Pakistan and Afghan Taliban Close Ranks To 'Surge' in Afghanistan - New York Times
Brit Defence chiefs battle Treasury over Afghanistan troop levels - Telegraph (UK)
Strikes to be with Pak consent: Obama - Daily Times (Pakistan)
Pakistan Army chief General Ashfaq Kiyani creates new set of problems - Times (UK)
Why is the US turning up the heat now? Because the Obama administration is just now getting its bearings? Because the new Afghanistan-Pakistan plan has just been settled and announced, and this is part of it?
In a word, no. Those wondering must have missed the massive demonstrations earlier in March just a few short weeks ago. On the surface, they were about reinstating the unseated Chief Justice Chaudhry. But that, while huge to most Pakistanis, is window dressing.
The protests were organized by Nawaz Sharif, who along with his brother had just been banned from holding public office. The idea is for a restored Supreme Court to not only reverse the decision and reinstate Sharif's brother as governor of Punjab province, but also to reach back farther and allow Nawaz Sharif to run for office, likely the presidency.
The protests won out, the Chief Justice is reinstated, and the Zardari PPP government was weakened enormously in its retreating decision to reinstate. And so path will soon be cleared for Nawaz Sharif to finish the job on Zardari and grab the reins of power in Pakistan. It's nearly inevitable.
Why is this important, and what does it have to do with the new push to link US support to Pakistani performance and the very public (once very private) demands that the ISI unhitch itself from the Taliban and al-Qaeda?
It's simple. Say what you will about President Obama's knowledge on foreign affairs, but Defense Secretary Gates and CENTCOM commander General David Petraeus know exactly what they are doing and have an absolute grasp of the dynamics afoot. And Nawaz Sharif, who once accepted significant campaign contributions from Usama bin Laden and is currently Saudi Arabia's 'man with (their) plan,' will soon be the face of the Pakistani government. He will be soon leading the same government which will have been - up to that point - an ally of the United States, politically and militarily.
So the field is being prepared ahead of time, affording for both a reading of reactions and at least the consistent application of very public policy once Sharif, in the worst case, attempts to turn the Pakistani tables on America and NATO.
That's why it's important.
You should take much comfort in having Gates and Petraeus as key leadership figures in this conflict. They will not be there forever. The alternative strategy, said to be pushed by Mr. Foreign Policy, Vice President Joe Biden among others, was fraught with ill-conceived notions and poor application and allocation of resources. Kudos to President Obama for listening to the adults on the playground.

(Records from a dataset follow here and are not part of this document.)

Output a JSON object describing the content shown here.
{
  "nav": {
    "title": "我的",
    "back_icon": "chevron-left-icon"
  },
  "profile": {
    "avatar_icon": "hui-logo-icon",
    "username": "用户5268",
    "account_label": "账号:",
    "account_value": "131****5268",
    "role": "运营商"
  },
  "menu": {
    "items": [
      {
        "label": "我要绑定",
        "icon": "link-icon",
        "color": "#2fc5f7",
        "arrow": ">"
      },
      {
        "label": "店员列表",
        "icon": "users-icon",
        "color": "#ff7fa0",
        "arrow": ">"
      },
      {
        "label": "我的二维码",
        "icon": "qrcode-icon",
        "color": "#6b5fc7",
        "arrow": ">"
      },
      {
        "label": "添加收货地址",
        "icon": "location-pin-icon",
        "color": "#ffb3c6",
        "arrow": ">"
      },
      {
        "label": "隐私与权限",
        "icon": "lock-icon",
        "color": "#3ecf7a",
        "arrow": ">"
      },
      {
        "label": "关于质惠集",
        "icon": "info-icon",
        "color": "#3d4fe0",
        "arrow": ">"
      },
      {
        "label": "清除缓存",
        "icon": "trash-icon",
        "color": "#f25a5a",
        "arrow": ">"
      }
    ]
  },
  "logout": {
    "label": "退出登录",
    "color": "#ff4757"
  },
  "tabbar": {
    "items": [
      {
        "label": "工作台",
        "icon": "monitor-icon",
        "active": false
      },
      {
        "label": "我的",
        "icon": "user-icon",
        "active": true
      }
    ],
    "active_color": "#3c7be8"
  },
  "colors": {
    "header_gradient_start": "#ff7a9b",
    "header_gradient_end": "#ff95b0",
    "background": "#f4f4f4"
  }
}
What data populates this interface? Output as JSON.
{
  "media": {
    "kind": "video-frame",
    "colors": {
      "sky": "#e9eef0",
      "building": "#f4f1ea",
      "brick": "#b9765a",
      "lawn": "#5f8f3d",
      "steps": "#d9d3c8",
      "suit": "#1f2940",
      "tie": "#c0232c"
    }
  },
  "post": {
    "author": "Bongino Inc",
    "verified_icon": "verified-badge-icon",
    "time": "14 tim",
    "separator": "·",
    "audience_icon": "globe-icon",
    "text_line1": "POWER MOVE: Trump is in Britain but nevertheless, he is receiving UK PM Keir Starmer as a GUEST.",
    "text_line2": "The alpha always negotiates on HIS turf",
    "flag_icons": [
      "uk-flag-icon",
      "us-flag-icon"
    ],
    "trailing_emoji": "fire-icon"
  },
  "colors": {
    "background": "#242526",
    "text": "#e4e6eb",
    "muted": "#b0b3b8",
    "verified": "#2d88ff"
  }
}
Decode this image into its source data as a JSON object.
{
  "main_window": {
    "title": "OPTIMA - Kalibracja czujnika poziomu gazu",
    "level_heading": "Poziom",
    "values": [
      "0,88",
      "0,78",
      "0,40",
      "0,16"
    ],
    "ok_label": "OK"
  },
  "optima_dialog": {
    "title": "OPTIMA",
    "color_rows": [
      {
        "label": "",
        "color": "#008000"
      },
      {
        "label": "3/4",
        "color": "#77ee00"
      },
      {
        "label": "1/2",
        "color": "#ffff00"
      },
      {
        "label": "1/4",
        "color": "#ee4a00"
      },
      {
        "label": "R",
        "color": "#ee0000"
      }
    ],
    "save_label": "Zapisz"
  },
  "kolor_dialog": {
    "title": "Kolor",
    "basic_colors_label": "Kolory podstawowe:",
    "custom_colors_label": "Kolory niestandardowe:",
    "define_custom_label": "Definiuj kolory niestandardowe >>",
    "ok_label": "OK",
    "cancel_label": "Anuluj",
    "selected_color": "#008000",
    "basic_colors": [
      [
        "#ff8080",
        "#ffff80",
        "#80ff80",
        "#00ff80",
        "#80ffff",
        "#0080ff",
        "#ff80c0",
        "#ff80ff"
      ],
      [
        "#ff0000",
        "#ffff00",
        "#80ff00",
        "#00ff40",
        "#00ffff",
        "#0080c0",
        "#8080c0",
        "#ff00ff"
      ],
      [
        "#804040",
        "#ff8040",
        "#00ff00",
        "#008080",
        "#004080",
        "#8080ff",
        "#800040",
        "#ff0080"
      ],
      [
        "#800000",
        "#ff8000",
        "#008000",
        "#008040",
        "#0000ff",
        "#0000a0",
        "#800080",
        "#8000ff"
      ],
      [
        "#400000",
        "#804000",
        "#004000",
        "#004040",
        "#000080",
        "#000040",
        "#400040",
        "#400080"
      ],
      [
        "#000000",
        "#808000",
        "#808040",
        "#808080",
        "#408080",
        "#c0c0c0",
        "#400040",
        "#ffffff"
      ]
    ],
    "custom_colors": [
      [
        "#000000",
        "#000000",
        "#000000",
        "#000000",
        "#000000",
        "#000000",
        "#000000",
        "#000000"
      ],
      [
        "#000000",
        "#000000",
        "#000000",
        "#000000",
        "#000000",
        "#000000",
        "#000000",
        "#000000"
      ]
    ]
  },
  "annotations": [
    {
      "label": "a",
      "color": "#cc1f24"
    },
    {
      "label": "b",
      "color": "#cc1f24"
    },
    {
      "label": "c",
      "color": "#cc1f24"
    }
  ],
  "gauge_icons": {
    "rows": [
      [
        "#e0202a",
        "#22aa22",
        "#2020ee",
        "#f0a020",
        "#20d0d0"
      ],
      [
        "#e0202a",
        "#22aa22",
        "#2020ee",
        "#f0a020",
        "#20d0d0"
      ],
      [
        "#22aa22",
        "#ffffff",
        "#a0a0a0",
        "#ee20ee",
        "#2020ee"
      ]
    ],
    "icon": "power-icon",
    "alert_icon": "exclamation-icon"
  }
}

Going forward, watch Nawaz Sharif - who has never (I mean never) criticized the Taliban or al-Qaeda - and keep an eye on the courts. They will clear his path to power in a quid pro quo for their own restoration. Then it gets interesting.